Work order: A line belongs in the answer if it contains "firefox"; copy every such line from the entries below.

+++ Given records +++

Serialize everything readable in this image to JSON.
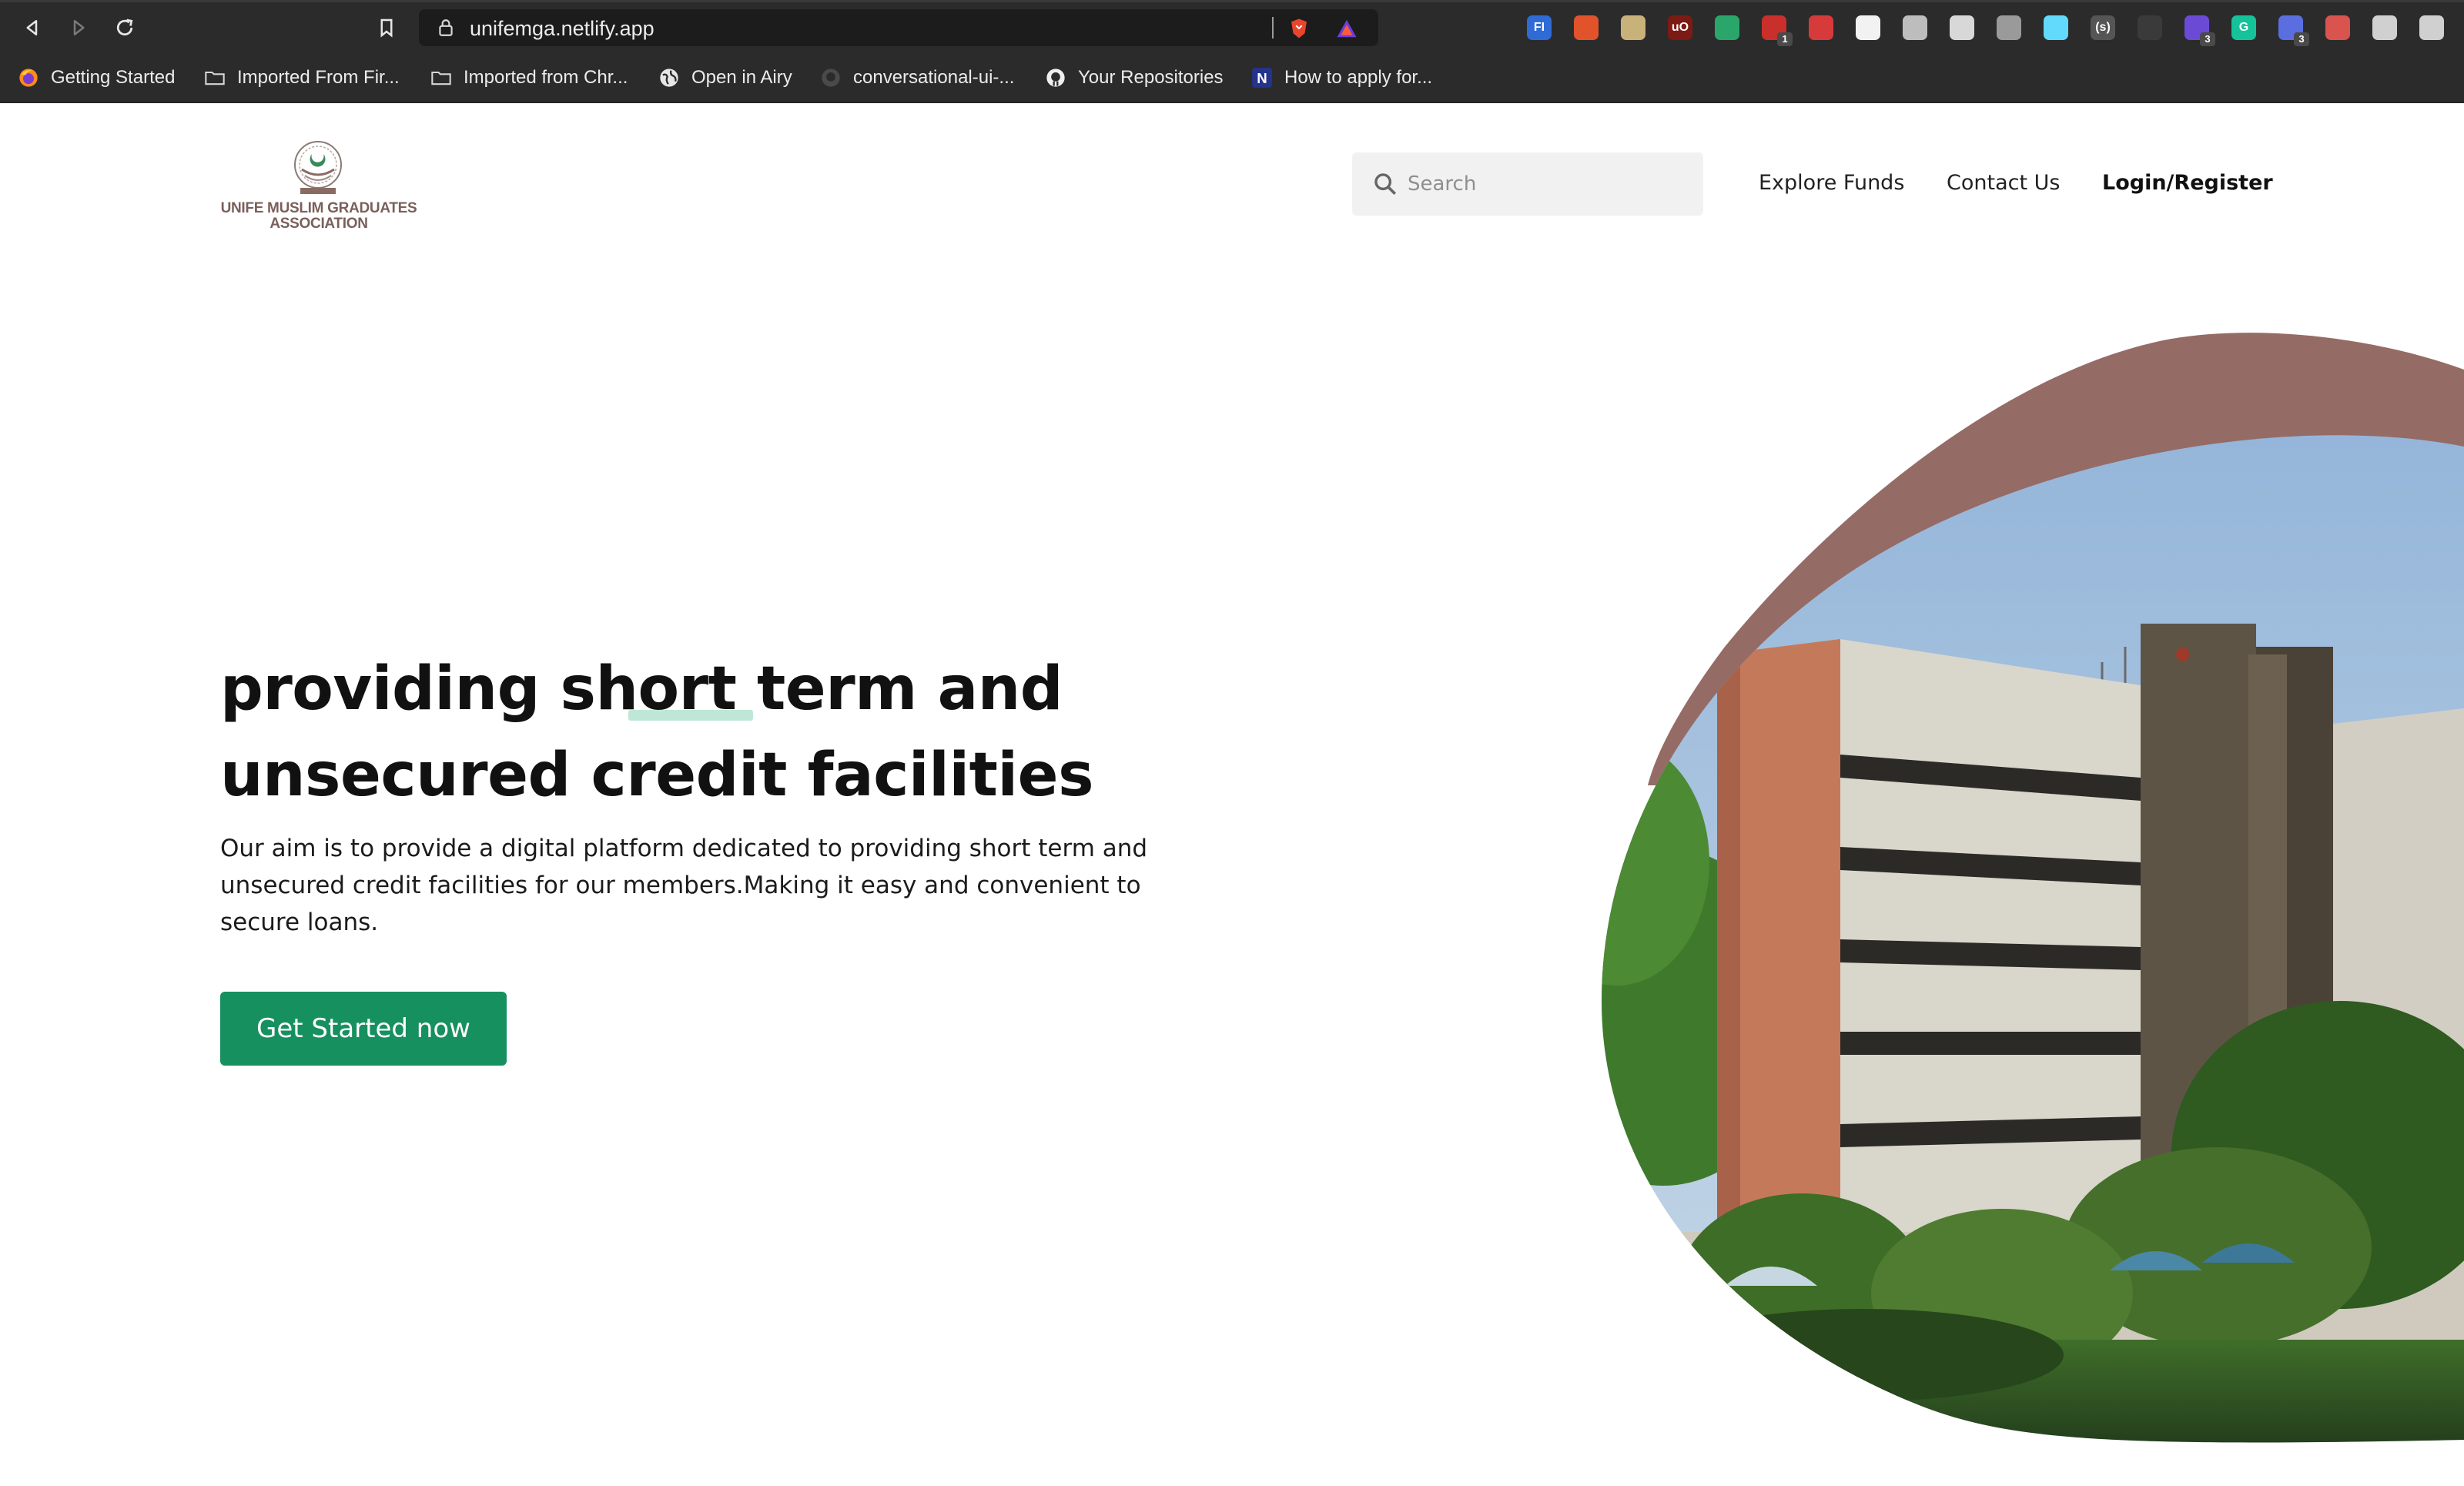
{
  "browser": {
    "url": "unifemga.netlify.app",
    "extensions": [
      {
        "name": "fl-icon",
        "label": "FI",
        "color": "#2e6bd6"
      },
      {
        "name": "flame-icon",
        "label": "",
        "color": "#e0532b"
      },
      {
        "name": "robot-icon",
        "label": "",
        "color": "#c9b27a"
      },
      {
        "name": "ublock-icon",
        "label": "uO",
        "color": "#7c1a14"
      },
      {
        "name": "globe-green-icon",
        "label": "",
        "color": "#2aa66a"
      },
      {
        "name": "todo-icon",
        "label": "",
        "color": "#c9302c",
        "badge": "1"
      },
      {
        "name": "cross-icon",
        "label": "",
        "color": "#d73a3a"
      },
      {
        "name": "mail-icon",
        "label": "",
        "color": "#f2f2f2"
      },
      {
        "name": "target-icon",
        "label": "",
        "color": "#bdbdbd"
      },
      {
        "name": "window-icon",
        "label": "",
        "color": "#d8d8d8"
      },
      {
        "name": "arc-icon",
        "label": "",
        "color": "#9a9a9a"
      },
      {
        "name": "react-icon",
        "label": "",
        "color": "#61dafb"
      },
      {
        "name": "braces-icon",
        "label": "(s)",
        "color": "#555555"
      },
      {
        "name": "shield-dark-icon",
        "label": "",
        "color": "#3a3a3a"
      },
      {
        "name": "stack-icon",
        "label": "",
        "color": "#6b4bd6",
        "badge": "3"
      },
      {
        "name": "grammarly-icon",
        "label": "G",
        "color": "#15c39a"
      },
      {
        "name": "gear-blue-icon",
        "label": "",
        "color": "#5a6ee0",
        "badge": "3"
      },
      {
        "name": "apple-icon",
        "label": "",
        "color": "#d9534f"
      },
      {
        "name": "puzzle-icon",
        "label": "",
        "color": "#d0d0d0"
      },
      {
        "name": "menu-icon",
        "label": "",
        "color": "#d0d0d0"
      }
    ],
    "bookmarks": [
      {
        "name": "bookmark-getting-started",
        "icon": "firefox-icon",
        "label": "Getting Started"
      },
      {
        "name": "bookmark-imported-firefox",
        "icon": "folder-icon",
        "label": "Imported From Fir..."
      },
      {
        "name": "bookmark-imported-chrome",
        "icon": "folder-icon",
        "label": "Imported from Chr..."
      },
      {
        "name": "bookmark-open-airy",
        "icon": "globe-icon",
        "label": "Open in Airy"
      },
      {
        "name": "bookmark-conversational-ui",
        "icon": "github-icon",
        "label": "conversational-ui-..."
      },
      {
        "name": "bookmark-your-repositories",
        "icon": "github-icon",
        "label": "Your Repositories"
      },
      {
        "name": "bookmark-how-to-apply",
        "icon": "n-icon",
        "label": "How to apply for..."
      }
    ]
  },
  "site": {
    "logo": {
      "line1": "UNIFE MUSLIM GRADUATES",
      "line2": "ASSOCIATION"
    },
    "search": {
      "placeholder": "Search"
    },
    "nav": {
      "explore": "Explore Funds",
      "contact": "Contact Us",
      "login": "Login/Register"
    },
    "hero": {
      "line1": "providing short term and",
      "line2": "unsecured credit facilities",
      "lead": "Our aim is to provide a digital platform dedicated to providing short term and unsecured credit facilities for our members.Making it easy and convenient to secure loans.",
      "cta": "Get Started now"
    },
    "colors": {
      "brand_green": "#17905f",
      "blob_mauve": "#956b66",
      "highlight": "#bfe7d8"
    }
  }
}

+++

Result of this exercise:
        "icon": "firefox-icon",
        "name": "bookmark-imported-firefox",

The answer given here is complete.